Could you retype exactly the lines running from the line with "What data populates" to the end of the data, both included, and nothing else?
[[ Dataset content open ]]
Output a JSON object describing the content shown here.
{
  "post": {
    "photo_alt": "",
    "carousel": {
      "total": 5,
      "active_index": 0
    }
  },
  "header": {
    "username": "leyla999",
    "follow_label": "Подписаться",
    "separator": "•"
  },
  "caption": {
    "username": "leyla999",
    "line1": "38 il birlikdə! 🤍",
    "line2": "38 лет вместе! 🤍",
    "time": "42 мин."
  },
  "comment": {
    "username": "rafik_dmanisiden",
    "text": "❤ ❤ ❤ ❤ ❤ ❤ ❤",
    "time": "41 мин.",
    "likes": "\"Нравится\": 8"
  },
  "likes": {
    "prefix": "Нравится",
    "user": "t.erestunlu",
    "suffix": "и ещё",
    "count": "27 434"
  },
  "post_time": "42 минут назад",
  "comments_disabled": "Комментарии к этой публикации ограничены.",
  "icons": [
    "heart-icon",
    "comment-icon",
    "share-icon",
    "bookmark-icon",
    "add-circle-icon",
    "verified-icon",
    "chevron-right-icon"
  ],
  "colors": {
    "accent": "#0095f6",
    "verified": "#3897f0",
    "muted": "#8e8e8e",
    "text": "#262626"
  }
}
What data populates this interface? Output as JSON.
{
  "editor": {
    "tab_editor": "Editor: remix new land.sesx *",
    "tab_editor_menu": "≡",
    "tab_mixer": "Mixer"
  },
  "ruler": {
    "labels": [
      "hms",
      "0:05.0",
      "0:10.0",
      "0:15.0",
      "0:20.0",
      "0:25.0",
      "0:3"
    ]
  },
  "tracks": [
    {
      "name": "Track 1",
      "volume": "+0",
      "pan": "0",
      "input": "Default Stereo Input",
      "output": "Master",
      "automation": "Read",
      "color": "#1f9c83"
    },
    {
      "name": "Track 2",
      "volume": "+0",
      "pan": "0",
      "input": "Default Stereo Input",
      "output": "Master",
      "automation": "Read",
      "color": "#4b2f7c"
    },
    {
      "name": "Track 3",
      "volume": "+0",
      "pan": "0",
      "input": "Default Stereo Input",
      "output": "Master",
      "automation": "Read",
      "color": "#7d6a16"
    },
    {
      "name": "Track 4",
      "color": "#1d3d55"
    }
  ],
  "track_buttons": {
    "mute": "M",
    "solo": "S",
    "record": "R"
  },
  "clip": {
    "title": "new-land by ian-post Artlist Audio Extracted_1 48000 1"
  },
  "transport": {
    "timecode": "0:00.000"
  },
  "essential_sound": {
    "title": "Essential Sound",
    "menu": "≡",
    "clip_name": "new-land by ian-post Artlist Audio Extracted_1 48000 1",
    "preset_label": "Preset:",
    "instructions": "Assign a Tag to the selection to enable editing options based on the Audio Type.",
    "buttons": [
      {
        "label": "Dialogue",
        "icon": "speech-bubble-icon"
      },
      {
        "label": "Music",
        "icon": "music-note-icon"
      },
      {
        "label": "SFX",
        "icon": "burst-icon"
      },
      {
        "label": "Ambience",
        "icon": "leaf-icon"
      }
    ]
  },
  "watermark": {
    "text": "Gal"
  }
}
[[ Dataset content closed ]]
Exercise response –
What data populates this interface? Output as JSON.
{
  "editor": {
    "tab_editor": "Editor: remix new land.sesx *",
    "tab_editor_menu": "≡",
    "tab_mixer": "Mixer"
  },
  "ruler": {
    "labels": [
      "hms",
      "0:05.0",
      "0:10.0",
      "0:15.0",
      "0:20.0",
      "0:25.0",
      "0:3"
    ]
  },
  "tracks": [
    {
      "name": "Track 1",
      "volume": "+0",
      "pan": "0",
      "input": "Default Stereo Input",
      "output": "Master",
      "automation": "Read",
      "color": "#1f9c83"
    },
    {
      "name": "Track 2",
      "volume": "+0",
      "pan": "0",
      "input": "Default Stereo Input",
      "output": "Master",
      "automation": "Read",
      "color": "#4b2f7c"
    },
    {
      "name": "Track 3",
      "volume": "+0",
      "pan": "0",
      "input": "Default Stereo Input",
      "output": "Master",
      "automation": "Read",
      "color": "#7d6a16"
    },
    {
      "name": "Track 4",
      "color": "#1d3d55"
    }
  ],
  "track_buttons": {
    "mute": "M",
    "solo": "S",
    "record": "R"
  },
  "clip": {
    "title": "new-land by ian-post Artlist Audio Extracted_1 48000 1"
  },
  "transport": {
    "timecode": "0:00.000"
  },
  "essential_sound": {
    "title": "Essential Sound",
    "menu": "≡",
    "clip_name": "new-land by ian-post Artlist Audio Extracted_1 48000 1",
    "preset_label": "Preset:",
    "instructions": "Assign a Tag to the selection to enable editing options based on the Audio Type.",
    "buttons": [
      {
        "label": "Dialogue",
        "icon": "speech-bubble-icon"
      },
      {
        "label": "Music",
        "icon": "music-note-icon"
      },
      {
        "label": "SFX",
        "icon": "burst-icon"
      },
      {
        "label": "Ambience",
        "icon": "leaf-icon"
      }
    ]
  },
  "watermark": {
    "text": "Gal"
  }
}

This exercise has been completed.